**WHAT IS BEING ASKED**.
Output each record exactly as given. Leave out every picture.

**SUPPLIED DATA**.
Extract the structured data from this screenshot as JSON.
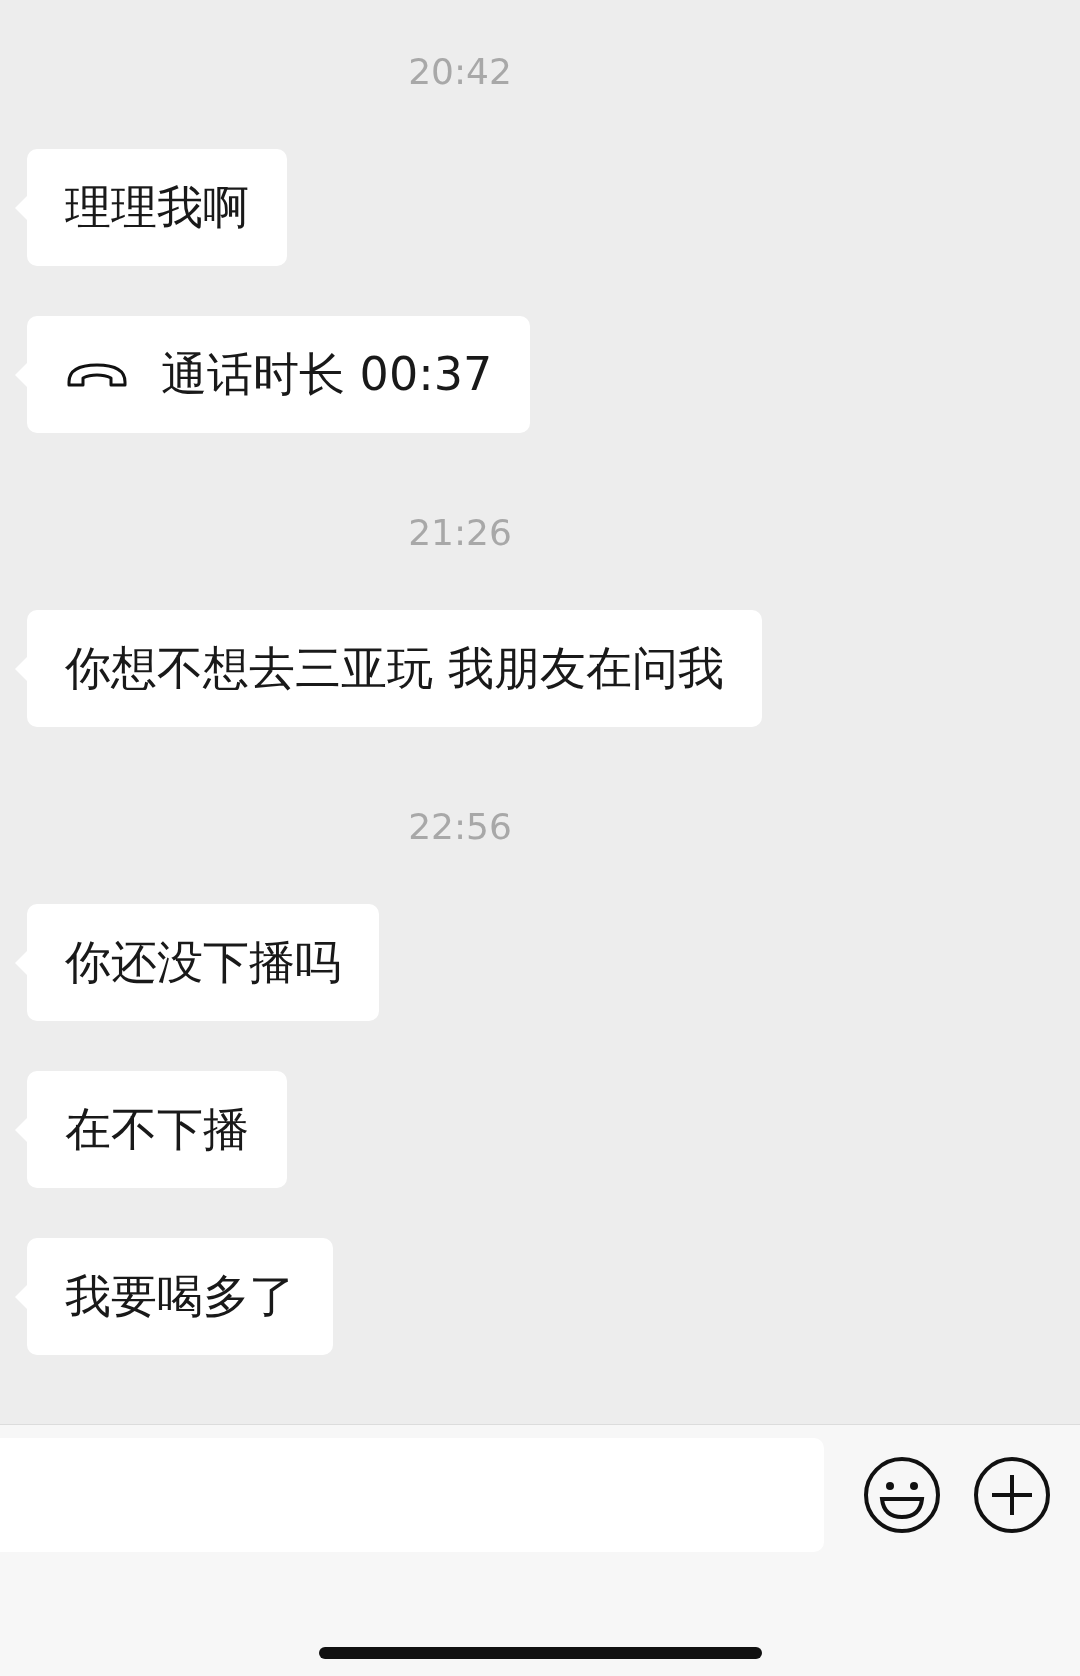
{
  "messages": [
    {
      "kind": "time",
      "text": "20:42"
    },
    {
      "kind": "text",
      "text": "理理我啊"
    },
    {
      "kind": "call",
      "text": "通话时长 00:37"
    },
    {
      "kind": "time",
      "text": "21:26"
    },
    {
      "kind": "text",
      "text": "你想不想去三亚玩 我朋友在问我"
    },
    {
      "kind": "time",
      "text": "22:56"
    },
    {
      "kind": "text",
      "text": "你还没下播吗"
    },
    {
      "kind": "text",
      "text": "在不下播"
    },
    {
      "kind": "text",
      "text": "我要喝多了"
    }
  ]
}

**TASK OUTPUT**.
Extract the structured data from this screenshot as JSON.
{
  "messages": [
    {
      "kind": "time",
      "text": "20:42"
    },
    {
      "kind": "text",
      "text": "理理我啊"
    },
    {
      "kind": "call",
      "text": "通话时长 00:37"
    },
    {
      "kind": "time",
      "text": "21:26"
    },
    {
      "kind": "text",
      "text": "你想不想去三亚玩 我朋友在问我"
    },
    {
      "kind": "time",
      "text": "22:56"
    },
    {
      "kind": "text",
      "text": "你还没下播吗"
    },
    {
      "kind": "text",
      "text": "在不下播"
    },
    {
      "kind": "text",
      "text": "我要喝多了"
    }
  ]
}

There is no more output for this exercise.